- Task statement
In full and without deviation, reproduce the records that follow.

Source data
- Opening Delimiter -

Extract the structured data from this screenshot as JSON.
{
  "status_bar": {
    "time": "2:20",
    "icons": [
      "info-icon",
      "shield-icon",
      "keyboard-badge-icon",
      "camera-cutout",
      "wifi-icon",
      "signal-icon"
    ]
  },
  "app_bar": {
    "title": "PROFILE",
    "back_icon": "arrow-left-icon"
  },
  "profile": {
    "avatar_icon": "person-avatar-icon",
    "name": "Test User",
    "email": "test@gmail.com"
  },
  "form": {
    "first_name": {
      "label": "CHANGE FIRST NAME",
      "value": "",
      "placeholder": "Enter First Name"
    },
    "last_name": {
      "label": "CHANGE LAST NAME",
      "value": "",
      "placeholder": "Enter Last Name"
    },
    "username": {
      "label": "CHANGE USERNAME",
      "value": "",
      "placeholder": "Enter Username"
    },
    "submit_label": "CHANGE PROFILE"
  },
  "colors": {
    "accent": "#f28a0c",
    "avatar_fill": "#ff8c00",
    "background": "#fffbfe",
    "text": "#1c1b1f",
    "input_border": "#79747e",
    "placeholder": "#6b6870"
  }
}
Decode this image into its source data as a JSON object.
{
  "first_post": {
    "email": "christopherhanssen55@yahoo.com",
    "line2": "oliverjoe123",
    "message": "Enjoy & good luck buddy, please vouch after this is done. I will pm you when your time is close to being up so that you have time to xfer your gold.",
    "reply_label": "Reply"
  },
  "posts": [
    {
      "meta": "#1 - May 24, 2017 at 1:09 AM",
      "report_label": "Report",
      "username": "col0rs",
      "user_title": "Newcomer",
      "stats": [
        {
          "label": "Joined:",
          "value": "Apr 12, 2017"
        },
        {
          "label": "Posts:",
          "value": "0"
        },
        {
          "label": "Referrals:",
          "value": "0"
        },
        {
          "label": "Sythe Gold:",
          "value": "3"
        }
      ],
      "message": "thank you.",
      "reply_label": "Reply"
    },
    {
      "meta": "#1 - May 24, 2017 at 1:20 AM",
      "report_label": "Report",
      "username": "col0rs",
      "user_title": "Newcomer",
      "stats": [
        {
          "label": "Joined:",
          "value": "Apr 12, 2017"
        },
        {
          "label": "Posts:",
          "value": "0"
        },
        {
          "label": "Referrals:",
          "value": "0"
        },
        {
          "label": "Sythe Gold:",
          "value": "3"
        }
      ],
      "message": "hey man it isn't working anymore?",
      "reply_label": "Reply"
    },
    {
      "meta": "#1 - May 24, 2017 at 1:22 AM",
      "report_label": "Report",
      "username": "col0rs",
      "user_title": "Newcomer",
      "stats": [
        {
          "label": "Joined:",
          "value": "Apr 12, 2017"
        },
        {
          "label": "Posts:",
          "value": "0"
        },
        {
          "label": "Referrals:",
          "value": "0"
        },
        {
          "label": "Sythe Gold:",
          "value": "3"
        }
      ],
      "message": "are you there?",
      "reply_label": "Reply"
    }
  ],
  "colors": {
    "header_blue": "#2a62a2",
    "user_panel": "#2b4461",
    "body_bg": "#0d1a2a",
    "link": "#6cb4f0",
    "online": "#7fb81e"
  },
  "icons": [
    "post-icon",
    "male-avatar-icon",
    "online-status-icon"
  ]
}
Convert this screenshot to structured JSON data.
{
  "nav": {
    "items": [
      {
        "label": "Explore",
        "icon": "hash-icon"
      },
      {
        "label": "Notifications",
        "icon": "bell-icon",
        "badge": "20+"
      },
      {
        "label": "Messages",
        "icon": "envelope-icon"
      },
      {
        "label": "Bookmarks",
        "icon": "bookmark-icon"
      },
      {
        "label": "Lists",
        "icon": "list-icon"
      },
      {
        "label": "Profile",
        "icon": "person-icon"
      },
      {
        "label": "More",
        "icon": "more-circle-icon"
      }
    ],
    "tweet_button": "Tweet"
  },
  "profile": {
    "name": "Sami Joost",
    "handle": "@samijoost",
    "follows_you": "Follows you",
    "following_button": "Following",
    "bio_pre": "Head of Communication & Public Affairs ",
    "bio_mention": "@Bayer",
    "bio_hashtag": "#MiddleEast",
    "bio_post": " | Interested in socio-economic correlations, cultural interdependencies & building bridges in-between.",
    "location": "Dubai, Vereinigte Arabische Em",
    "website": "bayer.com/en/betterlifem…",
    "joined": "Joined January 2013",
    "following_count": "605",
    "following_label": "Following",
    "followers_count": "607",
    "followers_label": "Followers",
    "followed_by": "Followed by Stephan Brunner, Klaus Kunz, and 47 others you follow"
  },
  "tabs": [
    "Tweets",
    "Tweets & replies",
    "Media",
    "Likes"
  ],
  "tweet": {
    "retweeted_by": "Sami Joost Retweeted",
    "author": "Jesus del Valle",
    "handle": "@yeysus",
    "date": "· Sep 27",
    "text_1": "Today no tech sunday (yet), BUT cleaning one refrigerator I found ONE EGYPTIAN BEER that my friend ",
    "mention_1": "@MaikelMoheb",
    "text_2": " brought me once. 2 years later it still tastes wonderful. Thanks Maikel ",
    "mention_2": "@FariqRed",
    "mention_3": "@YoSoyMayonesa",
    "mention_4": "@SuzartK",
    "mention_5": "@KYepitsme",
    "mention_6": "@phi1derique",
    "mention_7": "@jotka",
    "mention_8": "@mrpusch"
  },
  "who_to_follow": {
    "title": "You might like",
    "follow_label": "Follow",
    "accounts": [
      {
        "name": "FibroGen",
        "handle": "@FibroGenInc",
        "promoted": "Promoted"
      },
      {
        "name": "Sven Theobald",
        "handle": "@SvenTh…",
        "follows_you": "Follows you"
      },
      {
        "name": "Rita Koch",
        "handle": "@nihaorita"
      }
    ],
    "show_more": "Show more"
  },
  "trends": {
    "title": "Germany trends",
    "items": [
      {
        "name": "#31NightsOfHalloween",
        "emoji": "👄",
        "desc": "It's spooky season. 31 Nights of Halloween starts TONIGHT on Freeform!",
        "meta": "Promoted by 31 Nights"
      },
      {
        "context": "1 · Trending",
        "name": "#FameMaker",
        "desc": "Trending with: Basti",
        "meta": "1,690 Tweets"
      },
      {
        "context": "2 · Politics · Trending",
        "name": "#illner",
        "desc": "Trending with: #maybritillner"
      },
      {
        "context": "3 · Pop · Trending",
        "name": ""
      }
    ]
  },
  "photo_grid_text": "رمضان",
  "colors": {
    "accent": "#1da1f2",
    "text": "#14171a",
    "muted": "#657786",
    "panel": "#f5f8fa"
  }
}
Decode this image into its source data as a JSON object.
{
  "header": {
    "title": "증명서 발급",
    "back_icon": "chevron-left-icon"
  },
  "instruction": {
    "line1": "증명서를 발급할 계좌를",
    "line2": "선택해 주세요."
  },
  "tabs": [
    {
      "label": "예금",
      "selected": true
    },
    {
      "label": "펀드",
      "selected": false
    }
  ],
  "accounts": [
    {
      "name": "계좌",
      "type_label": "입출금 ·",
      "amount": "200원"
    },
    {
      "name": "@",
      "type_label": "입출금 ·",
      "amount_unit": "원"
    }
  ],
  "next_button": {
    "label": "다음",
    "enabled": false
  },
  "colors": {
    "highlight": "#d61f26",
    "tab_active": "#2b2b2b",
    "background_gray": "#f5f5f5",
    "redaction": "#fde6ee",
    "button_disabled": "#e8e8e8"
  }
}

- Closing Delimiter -

- Exercise output
Extract the structured data from this screenshot as JSON.
{
  "status_bar": {
    "time": "2:20",
    "icons": [
      "info-icon",
      "shield-icon",
      "keyboard-badge-icon",
      "camera-cutout",
      "wifi-icon",
      "signal-icon"
    ]
  },
  "app_bar": {
    "title": "PROFILE",
    "back_icon": "arrow-left-icon"
  },
  "profile": {
    "avatar_icon": "person-avatar-icon",
    "name": "Test User",
    "email": "test@gmail.com"
  },
  "form": {
    "first_name": {
      "label": "CHANGE FIRST NAME",
      "value": "",
      "placeholder": "Enter First Name"
    },
    "last_name": {
      "label": "CHANGE LAST NAME",
      "value": "",
      "placeholder": "Enter Last Name"
    },
    "username": {
      "label": "CHANGE USERNAME",
      "value": "",
      "placeholder": "Enter Username"
    },
    "submit_label": "CHANGE PROFILE"
  },
  "colors": {
    "accent": "#f28a0c",
    "avatar_fill": "#ff8c00",
    "background": "#fffbfe",
    "text": "#1c1b1f",
    "input_border": "#79747e",
    "placeholder": "#6b6870"
  }
}
Decode this image into its source data as a JSON object.
{
  "first_post": {
    "email": "christopherhanssen55@yahoo.com",
    "line2": "oliverjoe123",
    "message": "Enjoy & good luck buddy, please vouch after this is done. I will pm you when your time is close to being up so that you have time to xfer your gold.",
    "reply_label": "Reply"
  },
  "posts": [
    {
      "meta": "#1 - May 24, 2017 at 1:09 AM",
      "report_label": "Report",
      "username": "col0rs",
      "user_title": "Newcomer",
      "stats": [
        {
          "label": "Joined:",
          "value": "Apr 12, 2017"
        },
        {
          "label": "Posts:",
          "value": "0"
        },
        {
          "label": "Referrals:",
          "value": "0"
        },
        {
          "label": "Sythe Gold:",
          "value": "3"
        }
      ],
      "message": "thank you.",
      "reply_label": "Reply"
    },
    {
      "meta": "#1 - May 24, 2017 at 1:20 AM",
      "report_label": "Report",
      "username": "col0rs",
      "user_title": "Newcomer",
      "stats": [
        {
          "label": "Joined:",
          "value": "Apr 12, 2017"
        },
        {
          "label": "Posts:",
          "value": "0"
        },
        {
          "label": "Referrals:",
          "value": "0"
        },
        {
          "label": "Sythe Gold:",
          "value": "3"
        }
      ],
      "message": "hey man it isn't working anymore?",
      "reply_label": "Reply"
    },
    {
      "meta": "#1 - May 24, 2017 at 1:22 AM",
      "report_label": "Report",
      "username": "col0rs",
      "user_title": "Newcomer",
      "stats": [
        {
          "label": "Joined:",
          "value": "Apr 12, 2017"
        },
        {
          "label": "Posts:",
          "value": "0"
        },
        {
          "label": "Referrals:",
          "value": "0"
        },
        {
          "label": "Sythe Gold:",
          "value": "3"
        }
      ],
      "message": "are you there?",
      "reply_label": "Reply"
    }
  ],
  "colors": {
    "header_blue": "#2a62a2",
    "user_panel": "#2b4461",
    "body_bg": "#0d1a2a",
    "link": "#6cb4f0",
    "online": "#7fb81e"
  },
  "icons": [
    "post-icon",
    "male-avatar-icon",
    "online-status-icon"
  ]
}
Convert this screenshot to structured JSON data.
{
  "nav": {
    "items": [
      {
        "label": "Explore",
        "icon": "hash-icon"
      },
      {
        "label": "Notifications",
        "icon": "bell-icon",
        "badge": "20+"
      },
      {
        "label": "Messages",
        "icon": "envelope-icon"
      },
      {
        "label": "Bookmarks",
        "icon": "bookmark-icon"
      },
      {
        "label": "Lists",
        "icon": "list-icon"
      },
      {
        "label": "Profile",
        "icon": "person-icon"
      },
      {
        "label": "More",
        "icon": "more-circle-icon"
      }
    ],
    "tweet_button": "Tweet"
  },
  "profile": {
    "name": "Sami Joost",
    "handle": "@samijoost",
    "follows_you": "Follows you",
    "following_button": "Following",
    "bio_pre": "Head of Communication & Public Affairs ",
    "bio_mention": "@Bayer",
    "bio_hashtag": "#MiddleEast",
    "bio_post": " | Interested in socio-economic correlations, cultural interdependencies & building bridges in-between.",
    "location": "Dubai, Vereinigte Arabische Em",
    "website": "bayer.com/en/betterlifem…",
    "joined": "Joined January 2013",
    "following_count": "605",
    "following_label": "Following",
    "followers_count": "607",
    "followers_label": "Followers",
    "followed_by": "Followed by Stephan Brunner, Klaus Kunz, and 47 others you follow"
  },
  "tabs": [
    "Tweets",
    "Tweets & replies",
    "Media",
    "Likes"
  ],
  "tweet": {
    "retweeted_by": "Sami Joost Retweeted",
    "author": "Jesus del Valle",
    "handle": "@yeysus",
    "date": "· Sep 27",
    "text_1": "Today no tech sunday (yet), BUT cleaning one refrigerator I found ONE EGYPTIAN BEER that my friend ",
    "mention_1": "@MaikelMoheb",
    "text_2": " brought me once. 2 years later it still tastes wonderful. Thanks Maikel ",
    "mention_2": "@FariqRed",
    "mention_3": "@YoSoyMayonesa",
    "mention_4": "@SuzartK",
    "mention_5": "@KYepitsme",
    "mention_6": "@phi1derique",
    "mention_7": "@jotka",
    "mention_8": "@mrpusch"
  },
  "who_to_follow": {
    "title": "You might like",
    "follow_label": "Follow",
    "accounts": [
      {
        "name": "FibroGen",
        "handle": "@FibroGenInc",
        "promoted": "Promoted"
      },
      {
        "name": "Sven Theobald",
        "handle": "@SvenTh…",
        "follows_you": "Follows you"
      },
      {
        "name": "Rita Koch",
        "handle": "@nihaorita"
      }
    ],
    "show_more": "Show more"
  },
  "trends": {
    "title": "Germany trends",
    "items": [
      {
        "name": "#31NightsOfHalloween",
        "emoji": "👄",
        "desc": "It's spooky season. 31 Nights of Halloween starts TONIGHT on Freeform!",
        "meta": "Promoted by 31 Nights"
      },
      {
        "context": "1 · Trending",
        "name": "#FameMaker",
        "desc": "Trending with: Basti",
        "meta": "1,690 Tweets"
      },
      {
        "context": "2 · Politics · Trending",
        "name": "#illner",
        "desc": "Trending with: #maybritillner"
      },
      {
        "context": "3 · Pop · Trending",
        "name": ""
      }
    ]
  },
  "photo_grid_text": "رمضان",
  "colors": {
    "accent": "#1da1f2",
    "text": "#14171a",
    "muted": "#657786",
    "panel": "#f5f8fa"
  }
}
Decode this image into its source data as a JSON object.
{
  "header": {
    "title": "증명서 발급",
    "back_icon": "chevron-left-icon"
  },
  "instruction": {
    "line1": "증명서를 발급할 계좌를",
    "line2": "선택해 주세요."
  },
  "tabs": [
    {
      "label": "예금",
      "selected": true
    },
    {
      "label": "펀드",
      "selected": false
    }
  ],
  "accounts": [
    {
      "name": "계좌",
      "type_label": "입출금 ·",
      "amount": "200원"
    },
    {
      "name": "@",
      "type_label": "입출금 ·",
      "amount_unit": "원"
    }
  ],
  "next_button": {
    "label": "다음",
    "enabled": false
  },
  "colors": {
    "highlight": "#d61f26",
    "tab_active": "#2b2b2b",
    "background_gray": "#f5f5f5",
    "redaction": "#fde6ee",
    "button_disabled": "#e8e8e8"
  }
}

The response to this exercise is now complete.